I certainly don't mean to sound as though I'm accusing Apple of being homophobic; as Matthew Zuras writes, "It has caved before to gay rights advocates, pulling the 'Manhattan Declaration' app (which opposed LGBT rights and gay marriage) from the App Store last year. As PC World notes, Apple also donated $100,000 to defeat Proposition 8 in California. It's hardly an enemy of the gay community." Still, anyone with the sense God gave a bag of oranges can tell that the app promotes homophobia -- reading between the lines takes a mere iota of effort. I strongly urge you to sign the petition; it takes but a passing moment of your time, and every little bit helps. While struggles for equality are always framed by their more dramatic moments, it's worth remembering that they found their origins in the smaller, almost dull skirmishes. This truth compels those of us in the inter-denominational (along with us atheists and agnostics) Church of Sanity to beat at the ramparts of hate and intolerance, however subtle its guise. Freedom of speech may give them the right to yell their homophobic messages, but it gives us the freedom to yell back.

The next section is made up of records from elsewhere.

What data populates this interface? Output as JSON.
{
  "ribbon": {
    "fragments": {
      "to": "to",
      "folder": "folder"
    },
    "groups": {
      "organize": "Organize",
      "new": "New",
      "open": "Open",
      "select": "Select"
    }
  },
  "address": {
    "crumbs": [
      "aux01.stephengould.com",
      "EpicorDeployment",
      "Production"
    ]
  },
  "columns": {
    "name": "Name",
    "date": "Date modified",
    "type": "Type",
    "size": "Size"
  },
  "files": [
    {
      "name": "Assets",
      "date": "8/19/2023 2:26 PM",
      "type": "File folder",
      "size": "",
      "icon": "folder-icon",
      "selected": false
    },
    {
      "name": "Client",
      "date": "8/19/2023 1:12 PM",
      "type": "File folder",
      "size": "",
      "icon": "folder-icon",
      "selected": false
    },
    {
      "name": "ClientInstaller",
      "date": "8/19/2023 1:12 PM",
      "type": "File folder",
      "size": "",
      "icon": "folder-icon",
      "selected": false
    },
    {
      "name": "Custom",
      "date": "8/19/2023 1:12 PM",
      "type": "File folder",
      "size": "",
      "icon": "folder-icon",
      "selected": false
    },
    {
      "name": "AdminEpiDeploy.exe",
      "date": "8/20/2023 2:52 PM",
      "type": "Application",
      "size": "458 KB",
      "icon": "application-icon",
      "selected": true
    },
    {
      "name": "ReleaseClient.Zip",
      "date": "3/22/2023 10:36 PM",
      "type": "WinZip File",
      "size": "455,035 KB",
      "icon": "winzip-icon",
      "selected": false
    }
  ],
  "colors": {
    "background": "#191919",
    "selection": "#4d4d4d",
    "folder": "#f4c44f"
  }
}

(via Truth Wins Out, prnewswire)
Update: The app has been removed, as of today.